Would you print the whole listing again, word for word?

**Supplied information:**
----------
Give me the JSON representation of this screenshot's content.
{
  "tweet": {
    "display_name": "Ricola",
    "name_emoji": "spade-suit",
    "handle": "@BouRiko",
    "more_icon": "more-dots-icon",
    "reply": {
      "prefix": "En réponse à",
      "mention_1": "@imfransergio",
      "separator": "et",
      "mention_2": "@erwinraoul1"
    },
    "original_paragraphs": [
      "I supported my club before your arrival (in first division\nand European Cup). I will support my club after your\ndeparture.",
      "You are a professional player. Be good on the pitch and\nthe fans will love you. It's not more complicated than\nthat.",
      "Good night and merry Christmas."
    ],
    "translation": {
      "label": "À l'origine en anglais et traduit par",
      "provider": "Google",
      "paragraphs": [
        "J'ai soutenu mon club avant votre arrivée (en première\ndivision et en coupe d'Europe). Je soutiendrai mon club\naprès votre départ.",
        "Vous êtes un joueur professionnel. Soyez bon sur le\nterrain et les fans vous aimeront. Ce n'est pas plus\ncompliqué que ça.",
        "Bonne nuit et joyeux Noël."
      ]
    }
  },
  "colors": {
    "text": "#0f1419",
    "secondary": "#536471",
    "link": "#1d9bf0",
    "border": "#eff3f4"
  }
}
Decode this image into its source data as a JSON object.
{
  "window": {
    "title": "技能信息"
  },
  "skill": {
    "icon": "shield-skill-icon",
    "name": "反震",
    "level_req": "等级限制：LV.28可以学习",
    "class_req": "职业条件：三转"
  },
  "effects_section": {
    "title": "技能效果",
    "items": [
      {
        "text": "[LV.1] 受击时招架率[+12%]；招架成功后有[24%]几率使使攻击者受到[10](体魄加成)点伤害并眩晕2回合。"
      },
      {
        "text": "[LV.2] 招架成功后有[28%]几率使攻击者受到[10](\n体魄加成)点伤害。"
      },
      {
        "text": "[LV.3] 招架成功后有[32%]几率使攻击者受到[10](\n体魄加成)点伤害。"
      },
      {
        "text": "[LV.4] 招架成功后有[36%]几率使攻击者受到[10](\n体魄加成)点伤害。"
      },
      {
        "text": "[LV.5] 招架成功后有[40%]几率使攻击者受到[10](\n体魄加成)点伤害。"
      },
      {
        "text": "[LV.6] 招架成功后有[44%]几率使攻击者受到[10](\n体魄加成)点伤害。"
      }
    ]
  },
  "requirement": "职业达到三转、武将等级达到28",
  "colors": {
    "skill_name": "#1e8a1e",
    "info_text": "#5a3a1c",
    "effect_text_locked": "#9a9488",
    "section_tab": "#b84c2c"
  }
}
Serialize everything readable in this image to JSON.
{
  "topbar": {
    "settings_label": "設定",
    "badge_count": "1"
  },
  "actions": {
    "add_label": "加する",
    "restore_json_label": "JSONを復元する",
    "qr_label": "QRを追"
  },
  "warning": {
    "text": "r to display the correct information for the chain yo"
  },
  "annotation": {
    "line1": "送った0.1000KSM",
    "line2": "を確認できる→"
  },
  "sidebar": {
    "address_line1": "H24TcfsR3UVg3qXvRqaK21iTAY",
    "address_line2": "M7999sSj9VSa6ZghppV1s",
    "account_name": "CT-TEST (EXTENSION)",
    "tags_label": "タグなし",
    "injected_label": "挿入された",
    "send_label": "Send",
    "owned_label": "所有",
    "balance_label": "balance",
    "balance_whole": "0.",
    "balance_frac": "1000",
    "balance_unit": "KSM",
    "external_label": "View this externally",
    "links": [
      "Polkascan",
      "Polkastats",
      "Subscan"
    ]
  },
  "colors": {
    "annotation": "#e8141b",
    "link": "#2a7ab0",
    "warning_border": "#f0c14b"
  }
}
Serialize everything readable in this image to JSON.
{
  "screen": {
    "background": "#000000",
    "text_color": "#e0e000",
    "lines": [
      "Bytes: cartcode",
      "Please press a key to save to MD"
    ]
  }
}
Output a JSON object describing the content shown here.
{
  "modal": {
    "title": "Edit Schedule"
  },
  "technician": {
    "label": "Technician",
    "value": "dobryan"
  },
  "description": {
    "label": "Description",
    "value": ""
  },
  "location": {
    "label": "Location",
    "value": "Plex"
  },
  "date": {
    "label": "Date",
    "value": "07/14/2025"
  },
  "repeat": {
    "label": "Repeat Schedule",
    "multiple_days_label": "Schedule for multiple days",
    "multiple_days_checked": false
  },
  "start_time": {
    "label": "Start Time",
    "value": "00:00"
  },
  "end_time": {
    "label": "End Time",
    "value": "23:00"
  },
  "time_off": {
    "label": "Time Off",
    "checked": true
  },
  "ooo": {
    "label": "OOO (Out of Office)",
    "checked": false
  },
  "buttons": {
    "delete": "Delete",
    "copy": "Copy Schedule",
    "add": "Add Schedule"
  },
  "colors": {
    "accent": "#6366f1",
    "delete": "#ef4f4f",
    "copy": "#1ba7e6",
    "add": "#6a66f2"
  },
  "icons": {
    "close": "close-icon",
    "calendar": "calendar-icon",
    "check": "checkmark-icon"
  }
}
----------
**Answer box:**
Give me the JSON representation of this screenshot's content.
{
  "tweet": {
    "display_name": "Ricola",
    "name_emoji": "spade-suit",
    "handle": "@BouRiko",
    "more_icon": "more-dots-icon",
    "reply": {
      "prefix": "En réponse à",
      "mention_1": "@imfransergio",
      "separator": "et",
      "mention_2": "@erwinraoul1"
    },
    "original_paragraphs": [
      "I supported my club before your arrival (in first division\nand European Cup). I will support my club after your\ndeparture.",
      "You are a professional player. Be good on the pitch and\nthe fans will love you. It's not more complicated than\nthat.",
      "Good night and merry Christmas."
    ],
    "translation": {
      "label": "À l'origine en anglais et traduit par",
      "provider": "Google",
      "paragraphs": [
        "J'ai soutenu mon club avant votre arrivée (en première\ndivision et en coupe d'Europe). Je soutiendrai mon club\naprès votre départ.",
        "Vous êtes un joueur professionnel. Soyez bon sur le\nterrain et les fans vous aimeront. Ce n'est pas plus\ncompliqué que ça.",
        "Bonne nuit et joyeux Noël."
      ]
    }
  },
  "colors": {
    "text": "#0f1419",
    "secondary": "#536471",
    "link": "#1d9bf0",
    "border": "#eff3f4"
  }
}
Decode this image into its source data as a JSON object.
{
  "window": {
    "title": "技能信息"
  },
  "skill": {
    "icon": "shield-skill-icon",
    "name": "反震",
    "level_req": "等级限制：LV.28可以学习",
    "class_req": "职业条件：三转"
  },
  "effects_section": {
    "title": "技能效果",
    "items": [
      {
        "text": "[LV.1] 受击时招架率[+12%]；招架成功后有[24%]几率使使攻击者受到[10](体魄加成)点伤害并眩晕2回合。"
      },
      {
        "text": "[LV.2] 招架成功后有[28%]几率使攻击者受到[10](\n体魄加成)点伤害。"
      },
      {
        "text": "[LV.3] 招架成功后有[32%]几率使攻击者受到[10](\n体魄加成)点伤害。"
      },
      {
        "text": "[LV.4] 招架成功后有[36%]几率使攻击者受到[10](\n体魄加成)点伤害。"
      },
      {
        "text": "[LV.5] 招架成功后有[40%]几率使攻击者受到[10](\n体魄加成)点伤害。"
      },
      {
        "text": "[LV.6] 招架成功后有[44%]几率使攻击者受到[10](\n体魄加成)点伤害。"
      }
    ]
  },
  "requirement": "职业达到三转、武将等级达到28",
  "colors": {
    "skill_name": "#1e8a1e",
    "info_text": "#5a3a1c",
    "effect_text_locked": "#9a9488",
    "section_tab": "#b84c2c"
  }
}
Serialize everything readable in this image to JSON.
{
  "topbar": {
    "settings_label": "設定",
    "badge_count": "1"
  },
  "actions": {
    "add_label": "加する",
    "restore_json_label": "JSONを復元する",
    "qr_label": "QRを追"
  },
  "warning": {
    "text": "r to display the correct information for the chain yo"
  },
  "annotation": {
    "line1": "送った0.1000KSM",
    "line2": "を確認できる→"
  },
  "sidebar": {
    "address_line1": "H24TcfsR3UVg3qXvRqaK21iTAY",
    "address_line2": "M7999sSj9VSa6ZghppV1s",
    "account_name": "CT-TEST (EXTENSION)",
    "tags_label": "タグなし",
    "injected_label": "挿入された",
    "send_label": "Send",
    "owned_label": "所有",
    "balance_label": "balance",
    "balance_whole": "0.",
    "balance_frac": "1000",
    "balance_unit": "KSM",
    "external_label": "View this externally",
    "links": [
      "Polkascan",
      "Polkastats",
      "Subscan"
    ]
  },
  "colors": {
    "annotation": "#e8141b",
    "link": "#2a7ab0",
    "warning_border": "#f0c14b"
  }
}
Serialize everything readable in this image to JSON.
{
  "screen": {
    "background": "#000000",
    "text_color": "#e0e000",
    "lines": [
      "Bytes: cartcode",
      "Please press a key to save to MD"
    ]
  }
}
Output a JSON object describing the content shown here.
{
  "modal": {
    "title": "Edit Schedule"
  },
  "technician": {
    "label": "Technician",
    "value": "dobryan"
  },
  "description": {
    "label": "Description",
    "value": ""
  },
  "location": {
    "label": "Location",
    "value": "Plex"
  },
  "date": {
    "label": "Date",
    "value": "07/14/2025"
  },
  "repeat": {
    "label": "Repeat Schedule",
    "multiple_days_label": "Schedule for multiple days",
    "multiple_days_checked": false
  },
  "start_time": {
    "label": "Start Time",
    "value": "00:00"
  },
  "end_time": {
    "label": "End Time",
    "value": "23:00"
  },
  "time_off": {
    "label": "Time Off",
    "checked": true
  },
  "ooo": {
    "label": "OOO (Out of Office)",
    "checked": false
  },
  "buttons": {
    "delete": "Delete",
    "copy": "Copy Schedule",
    "add": "Add Schedule"
  },
  "colors": {
    "accent": "#6366f1",
    "delete": "#ef4f4f",
    "copy": "#1ba7e6",
    "add": "#6a66f2"
  },
  "icons": {
    "close": "close-icon",
    "calendar": "calendar-icon",
    "check": "checkmark-icon"
  }
}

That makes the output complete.